Filter the data for lines with the word "Launch", then copy every line so identified.
-- SUPPLIED RECORDS follows --
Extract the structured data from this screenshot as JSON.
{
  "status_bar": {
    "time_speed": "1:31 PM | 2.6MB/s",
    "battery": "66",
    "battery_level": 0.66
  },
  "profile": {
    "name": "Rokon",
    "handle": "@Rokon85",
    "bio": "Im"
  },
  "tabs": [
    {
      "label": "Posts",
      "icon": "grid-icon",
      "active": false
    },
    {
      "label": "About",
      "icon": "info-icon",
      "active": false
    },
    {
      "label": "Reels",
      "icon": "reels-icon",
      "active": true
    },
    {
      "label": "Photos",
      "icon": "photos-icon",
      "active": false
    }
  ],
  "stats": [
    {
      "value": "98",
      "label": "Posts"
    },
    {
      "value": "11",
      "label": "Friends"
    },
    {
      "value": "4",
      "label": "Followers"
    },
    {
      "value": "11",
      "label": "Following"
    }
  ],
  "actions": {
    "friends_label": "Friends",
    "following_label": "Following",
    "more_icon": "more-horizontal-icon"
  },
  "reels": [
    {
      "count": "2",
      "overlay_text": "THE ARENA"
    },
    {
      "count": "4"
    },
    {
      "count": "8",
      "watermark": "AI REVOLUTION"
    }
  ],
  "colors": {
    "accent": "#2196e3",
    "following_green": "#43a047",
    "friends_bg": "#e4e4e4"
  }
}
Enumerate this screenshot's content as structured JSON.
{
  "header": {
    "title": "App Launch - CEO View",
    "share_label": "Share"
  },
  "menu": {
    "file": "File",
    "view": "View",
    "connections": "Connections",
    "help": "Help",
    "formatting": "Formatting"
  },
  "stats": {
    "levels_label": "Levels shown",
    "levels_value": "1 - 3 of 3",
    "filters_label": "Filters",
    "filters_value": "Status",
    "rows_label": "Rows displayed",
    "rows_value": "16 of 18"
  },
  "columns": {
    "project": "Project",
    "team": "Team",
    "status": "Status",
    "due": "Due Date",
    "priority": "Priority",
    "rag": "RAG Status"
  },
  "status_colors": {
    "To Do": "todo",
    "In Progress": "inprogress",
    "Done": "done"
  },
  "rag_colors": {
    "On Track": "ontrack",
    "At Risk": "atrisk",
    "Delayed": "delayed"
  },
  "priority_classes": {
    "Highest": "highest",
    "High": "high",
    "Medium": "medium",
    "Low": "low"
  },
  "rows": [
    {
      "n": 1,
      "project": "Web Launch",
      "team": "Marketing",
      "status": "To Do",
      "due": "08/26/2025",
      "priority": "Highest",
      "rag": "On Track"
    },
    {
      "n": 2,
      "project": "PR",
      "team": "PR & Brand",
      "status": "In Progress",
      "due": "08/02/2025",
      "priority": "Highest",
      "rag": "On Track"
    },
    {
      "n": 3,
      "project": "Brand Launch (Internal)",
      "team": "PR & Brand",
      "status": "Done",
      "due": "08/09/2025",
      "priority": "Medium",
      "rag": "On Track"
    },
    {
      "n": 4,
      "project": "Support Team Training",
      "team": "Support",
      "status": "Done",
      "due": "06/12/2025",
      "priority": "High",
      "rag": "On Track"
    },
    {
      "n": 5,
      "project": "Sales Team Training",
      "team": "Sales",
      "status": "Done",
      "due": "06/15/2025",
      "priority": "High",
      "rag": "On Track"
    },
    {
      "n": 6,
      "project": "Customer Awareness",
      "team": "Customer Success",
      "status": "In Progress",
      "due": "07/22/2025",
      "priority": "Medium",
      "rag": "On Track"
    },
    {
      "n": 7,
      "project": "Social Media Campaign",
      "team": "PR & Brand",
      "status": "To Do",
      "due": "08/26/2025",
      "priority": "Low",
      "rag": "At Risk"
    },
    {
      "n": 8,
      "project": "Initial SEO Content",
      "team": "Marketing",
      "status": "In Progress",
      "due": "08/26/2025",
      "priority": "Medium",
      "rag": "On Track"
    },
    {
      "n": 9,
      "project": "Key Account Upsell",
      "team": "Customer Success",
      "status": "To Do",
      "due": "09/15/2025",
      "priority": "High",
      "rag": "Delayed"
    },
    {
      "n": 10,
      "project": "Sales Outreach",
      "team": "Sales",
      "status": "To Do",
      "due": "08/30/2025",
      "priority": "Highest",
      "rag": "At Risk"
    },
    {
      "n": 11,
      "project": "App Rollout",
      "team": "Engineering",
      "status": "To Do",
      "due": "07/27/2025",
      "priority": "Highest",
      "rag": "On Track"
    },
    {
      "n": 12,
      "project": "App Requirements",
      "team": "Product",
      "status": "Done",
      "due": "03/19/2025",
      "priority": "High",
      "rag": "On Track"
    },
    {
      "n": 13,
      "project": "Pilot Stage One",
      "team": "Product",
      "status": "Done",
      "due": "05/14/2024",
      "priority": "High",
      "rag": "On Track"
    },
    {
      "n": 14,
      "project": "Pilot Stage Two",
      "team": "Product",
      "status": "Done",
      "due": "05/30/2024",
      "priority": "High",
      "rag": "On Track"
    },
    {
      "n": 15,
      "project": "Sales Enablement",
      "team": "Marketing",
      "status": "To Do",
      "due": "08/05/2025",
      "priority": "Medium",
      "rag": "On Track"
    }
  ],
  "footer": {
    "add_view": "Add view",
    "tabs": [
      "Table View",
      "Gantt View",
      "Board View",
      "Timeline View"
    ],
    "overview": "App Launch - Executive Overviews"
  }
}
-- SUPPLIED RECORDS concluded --
__RESPONSE BOX__:
    "title": "App Launch - CEO View",
      "project": "Web Launch",
      "project": "Brand Launch (Internal)",
    "overview": "App Launch - Executive Overviews"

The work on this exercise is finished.